During the 1980s a TV series captivated the public thanks to its particular protagonist: a black car that could talk and do incredible things. It was about Knight Rider, which in Argentina was known as The fantastic car.
The vehicle in question was called PUTTY and it was a creation of the corporation Knight Industries Two Thousand, hence its name. Your driver was Michael Knight, a former cop played by David Hasselhoff.
Knight, as indicated at the beginning of each chapter, was "A lonely young man embarked on a crusade to save the cause of the innocent, the defenseless and the weak in a world of criminals who operate outside the law."
Thanks to the magic of television, KITT spoke, handled himself and interacted with Michael thanks to a central computer with what we would now call AI (Artificial Intelligence).
It had 1.000 megabytes of memory and an access time of one nanosecond, that is to say like any current Smarthpone ... In addition, it had Turbo Boost to jump over obstacles and Ski mode to lean on two wheels.
KITT was a Pontiac trans am firebird, a model that was very popular in the United States at that time. Precisely the commercial success of that vehicle was a big problem for the producers of the series since it was difficult for them to get the necessary number of units to adapt them to the demands of the plot.
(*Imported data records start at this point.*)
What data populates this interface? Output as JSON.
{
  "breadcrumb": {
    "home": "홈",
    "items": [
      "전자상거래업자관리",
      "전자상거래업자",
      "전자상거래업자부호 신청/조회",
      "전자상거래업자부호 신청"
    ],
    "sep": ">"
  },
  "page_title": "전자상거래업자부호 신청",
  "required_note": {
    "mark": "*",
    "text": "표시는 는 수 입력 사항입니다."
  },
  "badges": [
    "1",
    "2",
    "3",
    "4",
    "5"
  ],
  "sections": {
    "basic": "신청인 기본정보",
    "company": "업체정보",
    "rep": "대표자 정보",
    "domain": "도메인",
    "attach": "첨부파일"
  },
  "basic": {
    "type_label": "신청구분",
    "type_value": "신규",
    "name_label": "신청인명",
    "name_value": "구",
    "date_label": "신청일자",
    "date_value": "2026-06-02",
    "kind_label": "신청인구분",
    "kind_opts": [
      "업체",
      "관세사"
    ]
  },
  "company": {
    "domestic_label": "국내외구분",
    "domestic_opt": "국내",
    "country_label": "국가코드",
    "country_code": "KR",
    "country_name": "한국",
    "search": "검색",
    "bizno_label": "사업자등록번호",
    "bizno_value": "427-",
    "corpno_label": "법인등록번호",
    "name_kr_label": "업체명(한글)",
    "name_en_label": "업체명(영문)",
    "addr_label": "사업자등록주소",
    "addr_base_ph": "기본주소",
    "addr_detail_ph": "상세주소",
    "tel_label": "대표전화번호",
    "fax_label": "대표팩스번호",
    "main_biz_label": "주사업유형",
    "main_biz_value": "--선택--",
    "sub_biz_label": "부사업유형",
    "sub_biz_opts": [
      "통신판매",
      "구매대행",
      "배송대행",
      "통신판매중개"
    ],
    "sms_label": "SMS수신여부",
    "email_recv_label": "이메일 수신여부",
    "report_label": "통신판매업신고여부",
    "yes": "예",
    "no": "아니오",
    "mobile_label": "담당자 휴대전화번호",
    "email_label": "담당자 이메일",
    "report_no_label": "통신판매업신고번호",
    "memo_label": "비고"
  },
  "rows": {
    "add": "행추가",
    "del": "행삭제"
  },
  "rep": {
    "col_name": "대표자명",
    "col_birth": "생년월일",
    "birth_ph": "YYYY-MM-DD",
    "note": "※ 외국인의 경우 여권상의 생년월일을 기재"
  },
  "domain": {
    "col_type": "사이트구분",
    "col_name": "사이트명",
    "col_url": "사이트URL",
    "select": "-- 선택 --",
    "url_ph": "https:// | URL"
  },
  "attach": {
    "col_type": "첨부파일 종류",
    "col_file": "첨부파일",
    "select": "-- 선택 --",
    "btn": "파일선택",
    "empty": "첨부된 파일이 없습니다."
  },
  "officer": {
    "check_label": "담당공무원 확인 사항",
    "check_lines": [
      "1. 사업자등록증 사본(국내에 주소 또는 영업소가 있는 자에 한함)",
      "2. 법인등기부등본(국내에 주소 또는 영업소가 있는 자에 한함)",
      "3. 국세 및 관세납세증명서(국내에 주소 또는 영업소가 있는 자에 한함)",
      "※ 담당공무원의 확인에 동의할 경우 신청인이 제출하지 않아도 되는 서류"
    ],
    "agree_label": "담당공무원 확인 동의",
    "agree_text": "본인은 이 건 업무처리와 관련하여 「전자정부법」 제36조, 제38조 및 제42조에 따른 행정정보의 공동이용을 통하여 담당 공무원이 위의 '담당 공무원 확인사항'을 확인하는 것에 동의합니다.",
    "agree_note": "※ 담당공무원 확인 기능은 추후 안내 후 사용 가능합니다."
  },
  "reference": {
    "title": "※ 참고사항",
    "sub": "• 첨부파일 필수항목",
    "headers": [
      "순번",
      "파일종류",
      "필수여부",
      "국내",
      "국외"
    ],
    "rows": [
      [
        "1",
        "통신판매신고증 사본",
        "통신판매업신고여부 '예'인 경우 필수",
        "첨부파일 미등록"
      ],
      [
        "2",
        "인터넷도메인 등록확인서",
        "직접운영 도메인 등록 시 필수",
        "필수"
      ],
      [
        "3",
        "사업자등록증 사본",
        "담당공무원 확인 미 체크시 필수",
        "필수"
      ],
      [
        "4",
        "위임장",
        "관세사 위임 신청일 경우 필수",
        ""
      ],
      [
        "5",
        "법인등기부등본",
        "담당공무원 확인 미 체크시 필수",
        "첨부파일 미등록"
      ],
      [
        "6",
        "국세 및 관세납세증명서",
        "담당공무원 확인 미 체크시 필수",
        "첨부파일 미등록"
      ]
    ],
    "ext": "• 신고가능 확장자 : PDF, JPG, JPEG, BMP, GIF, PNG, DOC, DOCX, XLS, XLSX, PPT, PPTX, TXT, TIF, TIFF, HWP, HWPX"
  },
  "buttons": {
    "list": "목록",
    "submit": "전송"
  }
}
One of the characteristics of the black car was its front, equipped with flashing red lights that at that time transmitted to the audience a certain sensation of technological advancement.
In addition, it had an interior packed with digital gauges and a steering wheel. Gullwing with two handles that started from the center in a horizontal position. Knight could communicate with him instantly with the phrase "KITT, I need you" using your watch, something that today is also possible to do ...
The Knight Rider series was originally broadcast on the network NBC and ran for four seasons between 1982 and 1986. For the 90 episodes issued were used more than 20 Pontiac Trans Am for different scenes, such as those with only Hasselhoff, those of jumps and skids in which lightened units with fiberglass body were used and others with controls hidden behind the rear seat for the shots in which the car was driven only.
The popularity of KITT lasted over time and is still fondly remembered today thanks to those fictional technologies that at that time seemed incredible and are now a reality.